Effective Extension Methods
Neil Rowe-Miller and Putso Nyathi
What is extension? Traditionally extension has been an approach where information from researchers has been transferred to farmers through extension personnel. The information flow in that case was top down (from researchers to farmers). The assumption was that farmers lack knowledge and hence minimal feedback from farmers back to researchers was necessary. Over the years extension has evolved from such top-down approaches to more two-way approaches which include participatory extension, farmer field schools, etc. In some cases extension is now termed “communication for development” which emphasizes the importance of dialogue and feedback.
Why is extension important? Extension can help farmers adopt new technologies, improve marketing, and better management skills. Effective agriculture extension empowers farmers. However the success of extension, especially in introducing new technologies, depends on how well it addresses the farmers’ needs, and to what extent farmers participate in deciding their destiny. Thus, it is crucial that we review our extension approaches as we introduce new technologies to communities.
Participatory extension approaches used to promote agriculture innovations. With participatory extension methods, farmers are involved in problem identification, and the extension agent serves as a facilitator, guiding them through problem-solving strategies. Active farmer participation is encouraged from the assessment stage, through evaluation and promotion of an innovation. There are many variations of this approach, including farming systems research, participatory technology development, look and learn visits, participatory rural appraisal, farmer field schools, farmer to farmer extension, and lead farmer approaches. In this paper we discuss some of the most important strategies to create effective extension services. These include facilitation though question-posing, developing an effective training curriculum, and conducting regular farmer visits after training. We also describe tools that can enhance extension such as farmer field schools, farmer to farmer training, field days, radio programming, etc.) Related issues include the use of incentives in promoting new technologies, and staffing for effective extension.

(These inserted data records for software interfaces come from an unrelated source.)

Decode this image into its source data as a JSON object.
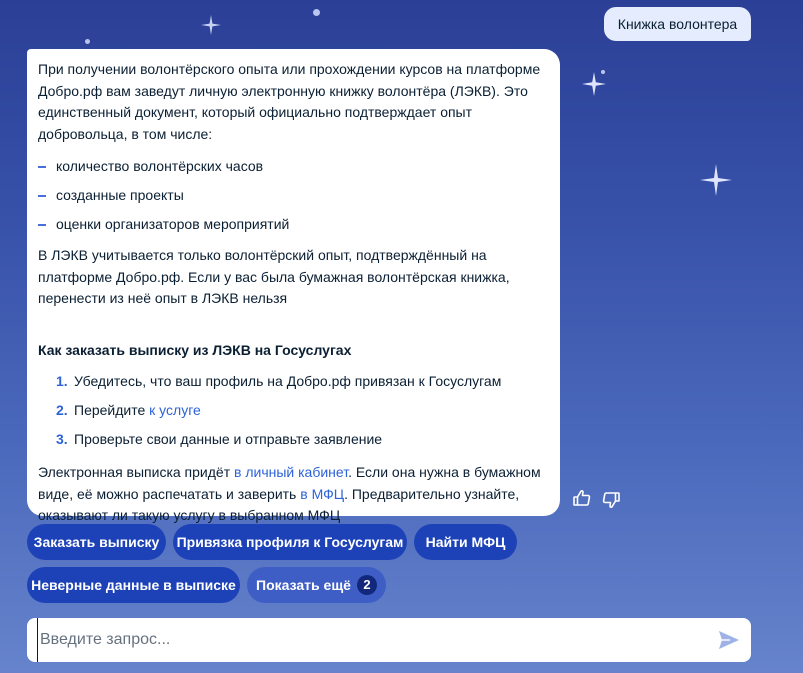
{
  "user_message": "Книжка волонтера",
  "bot_message": {
    "intro": "При получении волонтёрского опыта или прохождении курсов на платформе Добро.рф вам заведут личную электронную книжку волонтёра (ЛЭКВ). Это единственный документ, который официально подтверждает опыт добровольца, в том числе:",
    "bullets": [
      "количество волонтёрских часов",
      "созданные проекты",
      "оценки организаторов мероприятий"
    ],
    "paragraph2": "В ЛЭКВ учитывается только волонтёрский опыт, подтверждённый на платформе Добро.рф. Если у вас была бумажная волонтёрская книжка, перенести из неё опыт в ЛЭКВ нельзя",
    "heading": "Как заказать выписку из ЛЭКВ на Госуслугах",
    "steps": [
      {
        "num": "1.",
        "text": "Убедитесь, что ваш профиль на Добро.рф привязан к Госуслугам",
        "link": ""
      },
      {
        "num": "2.",
        "text": "Перейдите ",
        "link": "к услуге"
      },
      {
        "num": "3.",
        "text": "Проверьте свои данные и отправьте заявление",
        "link": ""
      }
    ],
    "outro": {
      "part1": "Электронная выписка придёт ",
      "link1": "в личный кабинет",
      "part2": ". Если она нужна в бумажном виде, её можно распечатать и заверить ",
      "link2": "в МФЦ",
      "part3": ". Предварительно узнайте, оказывают ли такую услугу в выбранном МФЦ"
    }
  },
  "chips": [
    "Заказать выписку",
    "Привязка профиля к Госуслугам",
    "Найти МФЦ",
    "Неверные данные в выписке"
  ],
  "more_chip": {
    "label": "Показать ещё",
    "count": "2"
  },
  "input": {
    "placeholder": "Введите запрос..."
  },
  "colors": {
    "accent": "#1d42b8",
    "link": "#2d62d8",
    "background": "#3650a8"
  },
  "icons": [
    "thumbs-up-icon",
    "thumbs-down-icon",
    "send-icon",
    "sparkle-icon"
  ]
}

This Document is also available in Portuguese
- Terbit: 2017
- Penerbit: Canadian Foodgrains Bank